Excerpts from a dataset
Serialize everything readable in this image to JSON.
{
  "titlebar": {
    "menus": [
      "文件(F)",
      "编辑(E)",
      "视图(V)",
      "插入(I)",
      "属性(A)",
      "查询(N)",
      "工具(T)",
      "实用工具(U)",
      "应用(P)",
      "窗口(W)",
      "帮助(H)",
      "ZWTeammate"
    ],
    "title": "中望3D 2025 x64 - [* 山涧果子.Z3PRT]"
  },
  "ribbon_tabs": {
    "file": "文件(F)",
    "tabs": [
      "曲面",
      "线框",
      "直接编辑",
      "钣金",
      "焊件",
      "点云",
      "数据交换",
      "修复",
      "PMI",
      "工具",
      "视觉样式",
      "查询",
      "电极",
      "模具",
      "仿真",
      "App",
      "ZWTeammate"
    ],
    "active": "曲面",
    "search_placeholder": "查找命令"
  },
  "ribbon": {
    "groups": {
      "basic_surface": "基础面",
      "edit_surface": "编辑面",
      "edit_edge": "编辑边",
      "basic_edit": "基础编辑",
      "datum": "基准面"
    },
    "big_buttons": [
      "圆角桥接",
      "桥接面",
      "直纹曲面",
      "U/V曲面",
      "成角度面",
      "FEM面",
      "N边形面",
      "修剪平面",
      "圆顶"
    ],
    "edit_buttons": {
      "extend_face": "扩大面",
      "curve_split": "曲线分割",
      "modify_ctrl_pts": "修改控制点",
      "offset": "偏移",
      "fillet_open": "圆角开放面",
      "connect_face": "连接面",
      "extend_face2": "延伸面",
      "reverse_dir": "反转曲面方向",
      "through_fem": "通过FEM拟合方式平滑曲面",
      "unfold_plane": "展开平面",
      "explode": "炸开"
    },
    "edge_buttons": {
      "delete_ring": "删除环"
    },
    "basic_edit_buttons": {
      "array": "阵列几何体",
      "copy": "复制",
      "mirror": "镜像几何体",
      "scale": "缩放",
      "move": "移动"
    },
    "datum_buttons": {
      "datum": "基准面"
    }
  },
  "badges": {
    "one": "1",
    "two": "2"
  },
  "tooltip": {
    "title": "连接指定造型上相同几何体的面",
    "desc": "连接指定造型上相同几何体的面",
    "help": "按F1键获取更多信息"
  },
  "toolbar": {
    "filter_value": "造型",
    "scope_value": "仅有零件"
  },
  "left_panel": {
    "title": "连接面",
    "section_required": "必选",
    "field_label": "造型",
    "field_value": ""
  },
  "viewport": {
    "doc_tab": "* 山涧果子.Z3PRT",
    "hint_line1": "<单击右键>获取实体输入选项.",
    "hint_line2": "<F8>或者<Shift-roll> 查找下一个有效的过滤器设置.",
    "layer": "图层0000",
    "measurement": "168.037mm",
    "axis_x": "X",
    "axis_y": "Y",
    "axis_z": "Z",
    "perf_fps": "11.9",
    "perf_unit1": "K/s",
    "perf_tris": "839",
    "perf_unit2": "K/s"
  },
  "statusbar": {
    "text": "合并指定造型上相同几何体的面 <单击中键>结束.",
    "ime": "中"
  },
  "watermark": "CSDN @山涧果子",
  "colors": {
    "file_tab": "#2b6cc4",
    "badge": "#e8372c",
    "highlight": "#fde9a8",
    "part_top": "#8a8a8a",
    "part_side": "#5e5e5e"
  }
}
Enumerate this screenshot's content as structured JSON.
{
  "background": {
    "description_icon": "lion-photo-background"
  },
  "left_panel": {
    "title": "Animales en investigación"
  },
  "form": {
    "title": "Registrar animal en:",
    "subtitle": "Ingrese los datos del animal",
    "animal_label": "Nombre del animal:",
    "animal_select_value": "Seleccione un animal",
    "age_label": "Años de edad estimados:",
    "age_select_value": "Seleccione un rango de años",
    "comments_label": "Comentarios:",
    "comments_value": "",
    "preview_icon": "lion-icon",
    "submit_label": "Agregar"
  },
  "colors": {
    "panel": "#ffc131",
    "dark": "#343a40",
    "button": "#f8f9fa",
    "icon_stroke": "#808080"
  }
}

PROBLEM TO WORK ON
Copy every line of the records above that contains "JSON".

ANSWER SPACE
Serialize everything readable in this image to JSON.
Enumerate this screenshot's content as structured JSON.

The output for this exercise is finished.